Degradation of Aflatoxin B1 during the fermentation of alcoholic beverages (Toxins, free full-text in PubMedCentral) – a new study showing that a particular aflatoxin — a highly toxic compound produced by molds that can grow on both grain and grapes — is partially degraded during wine fermentation, but apparently not during beer fermentation. Not all that helpful in practical terms because only about 30% of the aflatoxin was degraded — and who knows whether these results will be reproducible under different fermentation conditions, with different yeasts, at different temperatures…
Food items contributing most to variation in antioxidant intake; a cross-sectional study among Norwegian women – Coffee explained a full half of the differences between Norwegian women’s antioxidant intake. Red wine, tea, blueberries, walnuts, cinnamon, broccoli, and oranges were also especially important. I’d love to see these kind of data across countries and cultures, not so much for what it might say about improving health, but for how it reflects food culture in an interesting way. (Free full-text online; hooray!)

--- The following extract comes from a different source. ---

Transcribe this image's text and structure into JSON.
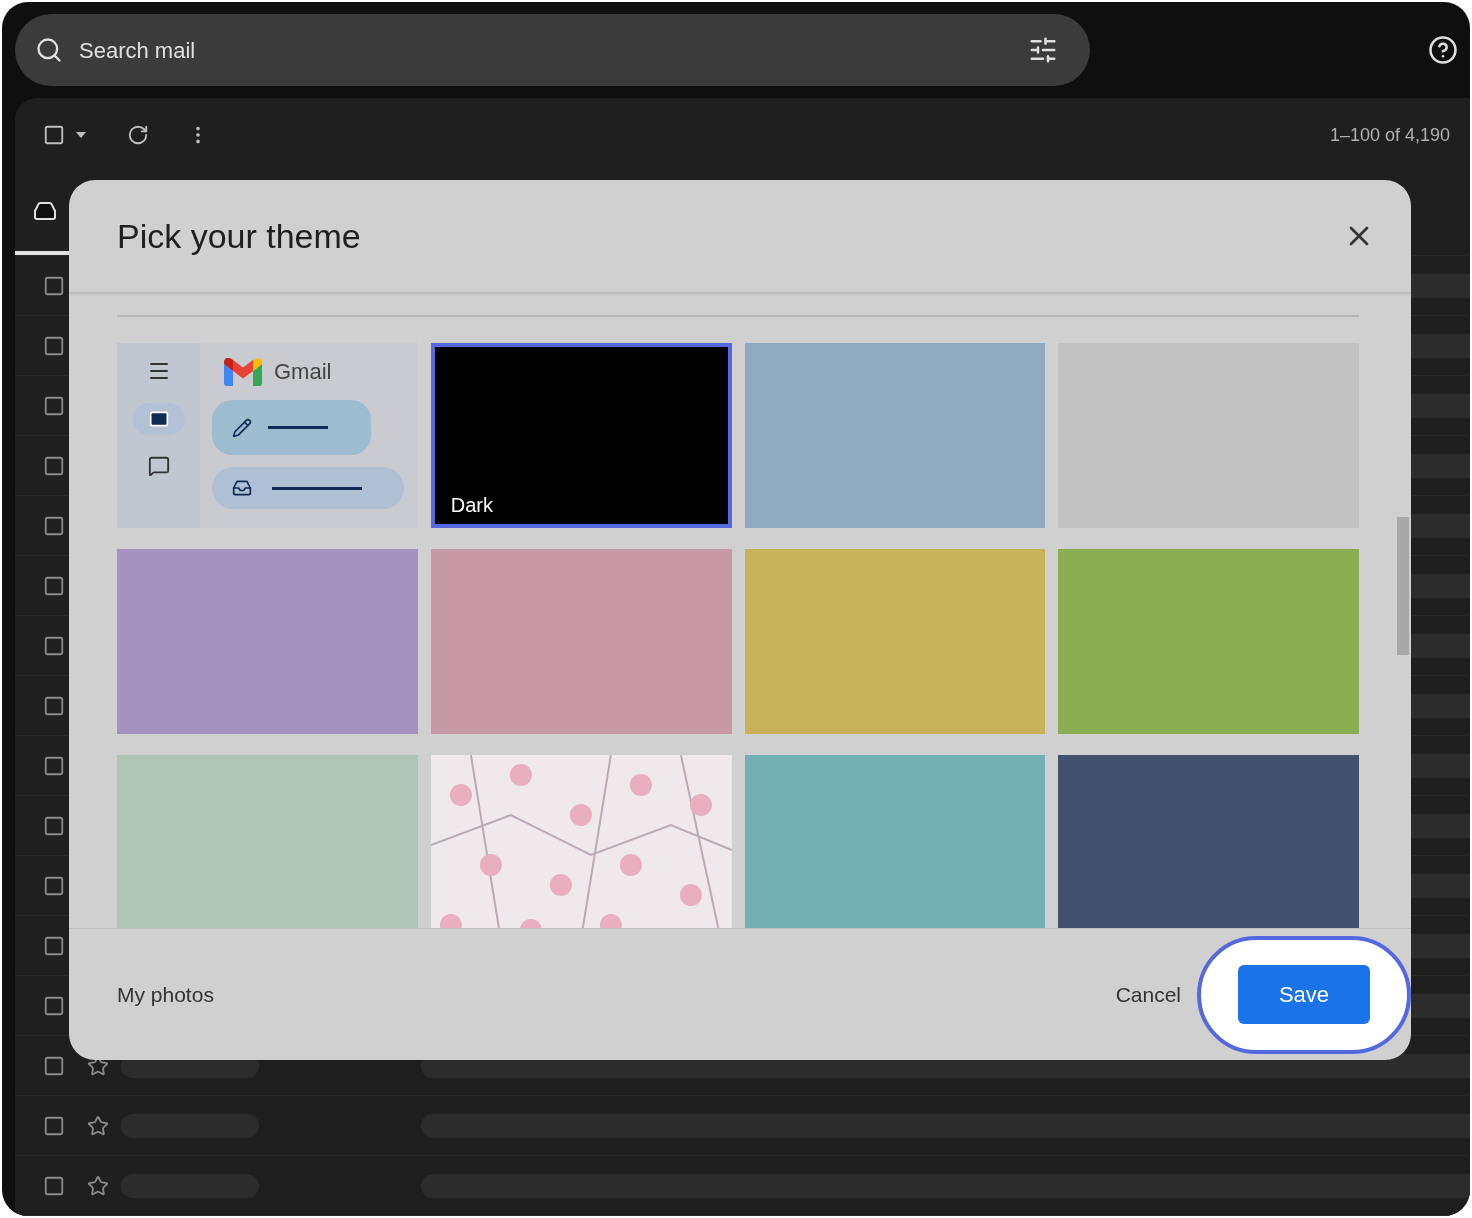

Specialized Science (article in Infection and Immunity, regrettably behind a paywall) – an incredibly intelligent consideration of the benefits and costs of ever-increasing scientific specialization, by one of my all-time favorite rockstar microbiologists who makes a welcome habit of philosophizing about his craft. Understanding Wine Technology by David Bird This book is currently in its third edition; I read the first edition because that’s what was in-stock at my university library. I wish I could recommend it. Amazon and other reviews indicate that many people seem to find it helpful. But I can’t quite figure out who Bird is addressing: he glosses over some details with barely an explanation, while giving more detail about others than would be needed by anyone shy of an enology tech. Moreover, while I appreciate his effort to make science understandable, he’s sometimes factually inaccurate, even allowing for changes since the book was published. Nevertheless, it will give you an opportunity to think about the undiscussed, “hidden” processing steps that happen in much of wine production.
Communication: Spontaneous Scientists – improvisation to help scientists communicate more effectively, an informal review of people and programs trying it out, on Nature. A great idea, and part of a movement in the US to increase scientists’ communication training. Now, let’s move it from the elite to the mainstream.
The Magicians by Lev Grossman – Some reviewers on Amazon were deeply disappointed that this book wasn’t a grown-up version of Harry Potter. But that’s not at all what Grossman is doing, even if his book does involve an unhappy youth, an unexpected invite to a magical school, and his adventures thereafter. Really, this book is about happiness and its absence when we live constantly in search — or hope, or expectation — of our dreams. This is not a happy book. It is thought-provoking, and it is well worth a few afternoon’s time. I devoured the whole thing in a day and a half.
Severe Drought Grows Worse in California (January 17, 2014) — When the New York Times headlines a story about agriculture in California, you know it’s a big deal. Possibly the most disturbing part of this story is how it highlights how tremendously wasteful water practices have become a taken-for-granted norm for many folks. Landscape watering and hour-long showers? How about xeroscaping and moving our soapy rumps a bit faster?